I’m not a turkey fan myself. The meat is way too dry, hard and stringy for my taste. Though the stuffings sound intriguing and I do like some of the side dish recipes that show up on food sites around this time of the year. Most of my collection of sweet potato recipes and several brussels sprouts recipes were originally Thanksgiving recipes. Sweet potatoes don’t have much of a tradition in Germany, so you have to resort to American recipes. Though at least according to this article, food writers secretly hate having to come up with all of those new and exciting side dish recipes for Thanksgiving, because apparently the majority of Americans make the same stuff they always made, even if green bean casserole (what is it with Americans and casseroles?) with canned onions (canned onions? Why the hell would you need to can onions?) sounds dreadful.
I had to deal with some teen drama at school today. A kid just packed up his stuff, grabbed his coat and walked out, in the middle of the lesson. I went after him with an indignant “And where do you think you’re going, class isn’t over yet” and found the kid in question huddled in a corner refusing to come back in, because some other kid had apparently mortally offended him and anyway, he hated his whole class and wanted to change classes and preferably schools and so on. The kid in question is fairly sensitive and easily offended. Just last week, he was very upset, because one of the cleaning ladies had been rude to him. Never mind that this woman is rude to everyone, teachers and students alike. The kids all hate her.
I hate that sort of drama (not the first time I’ve experienced something like this, though at least this case didn’t involve a kid bursting out in tears), because it’s so hard to deal with. For starters, those “I hate you forever and will never ever forgive you” dramas usually unfold quietly and pass below my radar. It’s easy to crack down on physical tussles (though you risk getting a stray kick) or loud flinging of insults back and forth. But if the problem isn’t loud, you often don’t notice right away. Plus, many of those dramas have their roots outside the classroom and thus outside the teacher’s control altogether. Thinking back, there had been trouble brewing between those two kids from the start of the lesson on, e.g. they had previously tussled over who got to help me take back the overhead projector to the adjacent classroom, until I picked a different kid altogether.

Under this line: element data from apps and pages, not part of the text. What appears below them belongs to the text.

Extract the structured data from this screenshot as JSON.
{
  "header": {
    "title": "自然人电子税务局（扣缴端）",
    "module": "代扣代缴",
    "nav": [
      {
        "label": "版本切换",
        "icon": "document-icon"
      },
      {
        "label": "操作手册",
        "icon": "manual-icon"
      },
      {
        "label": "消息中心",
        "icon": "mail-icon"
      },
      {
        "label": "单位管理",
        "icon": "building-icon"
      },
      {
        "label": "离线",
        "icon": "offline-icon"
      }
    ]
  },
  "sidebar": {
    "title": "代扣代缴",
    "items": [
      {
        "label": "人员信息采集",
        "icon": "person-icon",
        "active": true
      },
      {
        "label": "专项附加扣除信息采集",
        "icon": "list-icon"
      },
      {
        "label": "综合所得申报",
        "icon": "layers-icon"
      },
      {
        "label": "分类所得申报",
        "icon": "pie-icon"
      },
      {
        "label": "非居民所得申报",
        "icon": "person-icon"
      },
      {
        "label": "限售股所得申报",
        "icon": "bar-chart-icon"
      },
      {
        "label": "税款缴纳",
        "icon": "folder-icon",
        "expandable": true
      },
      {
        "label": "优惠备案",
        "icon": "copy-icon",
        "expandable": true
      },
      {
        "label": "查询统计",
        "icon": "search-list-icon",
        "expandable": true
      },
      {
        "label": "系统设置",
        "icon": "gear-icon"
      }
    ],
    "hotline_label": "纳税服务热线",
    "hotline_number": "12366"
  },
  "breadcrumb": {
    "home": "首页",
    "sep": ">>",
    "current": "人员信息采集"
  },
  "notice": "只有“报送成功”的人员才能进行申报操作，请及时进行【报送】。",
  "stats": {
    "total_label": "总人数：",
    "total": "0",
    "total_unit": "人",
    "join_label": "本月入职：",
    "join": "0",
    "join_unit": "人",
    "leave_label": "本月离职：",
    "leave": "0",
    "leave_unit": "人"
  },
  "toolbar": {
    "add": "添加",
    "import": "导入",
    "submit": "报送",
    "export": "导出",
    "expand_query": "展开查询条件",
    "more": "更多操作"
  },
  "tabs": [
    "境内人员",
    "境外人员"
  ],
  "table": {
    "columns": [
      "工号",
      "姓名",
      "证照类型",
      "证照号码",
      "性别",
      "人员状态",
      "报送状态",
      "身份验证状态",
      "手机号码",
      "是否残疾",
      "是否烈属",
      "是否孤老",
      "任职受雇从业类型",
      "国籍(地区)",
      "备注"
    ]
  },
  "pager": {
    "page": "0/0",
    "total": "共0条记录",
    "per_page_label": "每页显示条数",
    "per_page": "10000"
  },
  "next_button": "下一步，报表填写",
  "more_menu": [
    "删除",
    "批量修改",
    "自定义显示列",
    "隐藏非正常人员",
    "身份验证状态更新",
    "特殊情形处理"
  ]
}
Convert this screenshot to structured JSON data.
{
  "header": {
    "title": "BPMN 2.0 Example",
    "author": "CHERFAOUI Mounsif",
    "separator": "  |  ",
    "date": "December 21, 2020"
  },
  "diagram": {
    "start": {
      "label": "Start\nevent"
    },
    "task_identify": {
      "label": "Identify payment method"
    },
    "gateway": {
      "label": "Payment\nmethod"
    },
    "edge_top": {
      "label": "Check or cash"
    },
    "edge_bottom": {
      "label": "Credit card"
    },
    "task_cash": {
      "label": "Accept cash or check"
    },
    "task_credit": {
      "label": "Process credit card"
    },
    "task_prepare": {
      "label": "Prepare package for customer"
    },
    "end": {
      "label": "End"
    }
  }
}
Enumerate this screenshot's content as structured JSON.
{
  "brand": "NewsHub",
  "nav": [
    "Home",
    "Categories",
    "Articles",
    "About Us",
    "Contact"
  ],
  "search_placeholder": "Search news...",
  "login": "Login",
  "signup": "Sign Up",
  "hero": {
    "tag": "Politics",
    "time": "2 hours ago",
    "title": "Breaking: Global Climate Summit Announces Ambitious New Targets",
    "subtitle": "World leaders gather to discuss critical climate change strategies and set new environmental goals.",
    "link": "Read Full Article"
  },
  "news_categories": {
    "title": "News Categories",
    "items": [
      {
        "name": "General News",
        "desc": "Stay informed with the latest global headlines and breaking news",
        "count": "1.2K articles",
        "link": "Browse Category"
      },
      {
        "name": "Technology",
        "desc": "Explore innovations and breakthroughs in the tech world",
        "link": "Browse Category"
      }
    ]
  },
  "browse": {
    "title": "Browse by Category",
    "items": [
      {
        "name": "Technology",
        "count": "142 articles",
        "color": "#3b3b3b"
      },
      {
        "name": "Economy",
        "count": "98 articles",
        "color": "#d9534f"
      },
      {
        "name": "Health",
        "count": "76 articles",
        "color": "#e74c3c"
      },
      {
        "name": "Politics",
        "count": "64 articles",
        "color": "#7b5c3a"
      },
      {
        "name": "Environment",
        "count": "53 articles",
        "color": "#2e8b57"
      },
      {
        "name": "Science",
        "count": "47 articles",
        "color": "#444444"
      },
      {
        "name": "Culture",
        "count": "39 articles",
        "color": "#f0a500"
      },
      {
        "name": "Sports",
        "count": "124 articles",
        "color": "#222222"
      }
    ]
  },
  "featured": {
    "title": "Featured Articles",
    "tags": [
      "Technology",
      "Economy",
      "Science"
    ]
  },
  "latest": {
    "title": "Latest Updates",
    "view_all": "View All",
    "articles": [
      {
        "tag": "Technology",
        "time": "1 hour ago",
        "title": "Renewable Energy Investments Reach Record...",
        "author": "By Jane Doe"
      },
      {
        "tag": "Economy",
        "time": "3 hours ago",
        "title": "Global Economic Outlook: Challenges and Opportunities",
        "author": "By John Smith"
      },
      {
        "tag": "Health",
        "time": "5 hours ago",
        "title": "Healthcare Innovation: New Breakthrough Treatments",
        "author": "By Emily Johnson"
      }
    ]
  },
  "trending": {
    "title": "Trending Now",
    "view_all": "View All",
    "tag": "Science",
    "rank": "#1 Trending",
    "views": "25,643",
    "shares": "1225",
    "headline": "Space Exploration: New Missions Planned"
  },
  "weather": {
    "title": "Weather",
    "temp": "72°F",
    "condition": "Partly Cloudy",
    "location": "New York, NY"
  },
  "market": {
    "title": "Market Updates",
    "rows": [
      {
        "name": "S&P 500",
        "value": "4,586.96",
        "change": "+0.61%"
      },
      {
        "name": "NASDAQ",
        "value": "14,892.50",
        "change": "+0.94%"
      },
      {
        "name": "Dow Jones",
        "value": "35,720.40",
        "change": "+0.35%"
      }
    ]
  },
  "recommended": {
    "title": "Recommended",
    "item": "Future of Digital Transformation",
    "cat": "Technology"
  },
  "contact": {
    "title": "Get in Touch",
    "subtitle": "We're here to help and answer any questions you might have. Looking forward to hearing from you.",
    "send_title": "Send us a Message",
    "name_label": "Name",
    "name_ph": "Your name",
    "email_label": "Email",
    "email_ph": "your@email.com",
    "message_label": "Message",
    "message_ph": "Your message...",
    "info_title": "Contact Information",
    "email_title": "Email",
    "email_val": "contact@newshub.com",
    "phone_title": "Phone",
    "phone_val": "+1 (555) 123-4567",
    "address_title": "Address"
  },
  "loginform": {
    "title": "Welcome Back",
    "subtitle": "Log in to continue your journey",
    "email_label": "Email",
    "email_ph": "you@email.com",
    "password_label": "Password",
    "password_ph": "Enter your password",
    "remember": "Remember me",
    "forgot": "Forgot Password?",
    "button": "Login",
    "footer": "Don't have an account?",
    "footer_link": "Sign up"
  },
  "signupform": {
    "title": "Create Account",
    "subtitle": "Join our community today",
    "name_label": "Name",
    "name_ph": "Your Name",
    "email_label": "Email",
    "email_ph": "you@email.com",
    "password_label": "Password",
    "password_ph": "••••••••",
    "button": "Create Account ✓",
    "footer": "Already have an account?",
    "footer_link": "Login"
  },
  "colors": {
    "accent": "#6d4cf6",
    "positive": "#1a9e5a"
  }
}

Anyway, I dragged the offending kid out of the classroom to apologize (all under the very curious noses of two fifth-graders who were waiting outside their own classroom for their turn to play hide and seek – because every drama needs an audience), the offender played the innocent, the offended kid didn’t even want to talk and so on. Two girls from the same class finally persuaded the boy to come back in. I have no idea what they did to persuade him (they asked for privacy, which I gave them) nor do I really know what the problem was. All I could gather from the garbled account of both boys involved was that someone had sneezed on someone else and that one kid had hit the other. I’m pretty sure there’s more to it than that, since the kids constantly sneeze on each other and hit each other. Never mind that if a physical altercation was serious enough to generate that sort of drama, I would have noticed.
That’s another problem with the really bad “I hate you forever” drama. Most of the time, the kids won’t tell what really happened. Last year, I had a student who was constantly getting into trouble. One week he made a girl cry, the next he got beaten up by an older girl who made him cry and so on. I had no idea what was going on, only that it always involved the same boy and that he had the tendency to take on kids who were older and bigger and would inevitably loose. Eventually, I found out – because one girl finally did tell – that he had the habit of whispering sexual slurs – really nasty sexual slurs of the unprintable and unbloggable variety – into the ears of random girls. Kid got a serious lecture afterwards.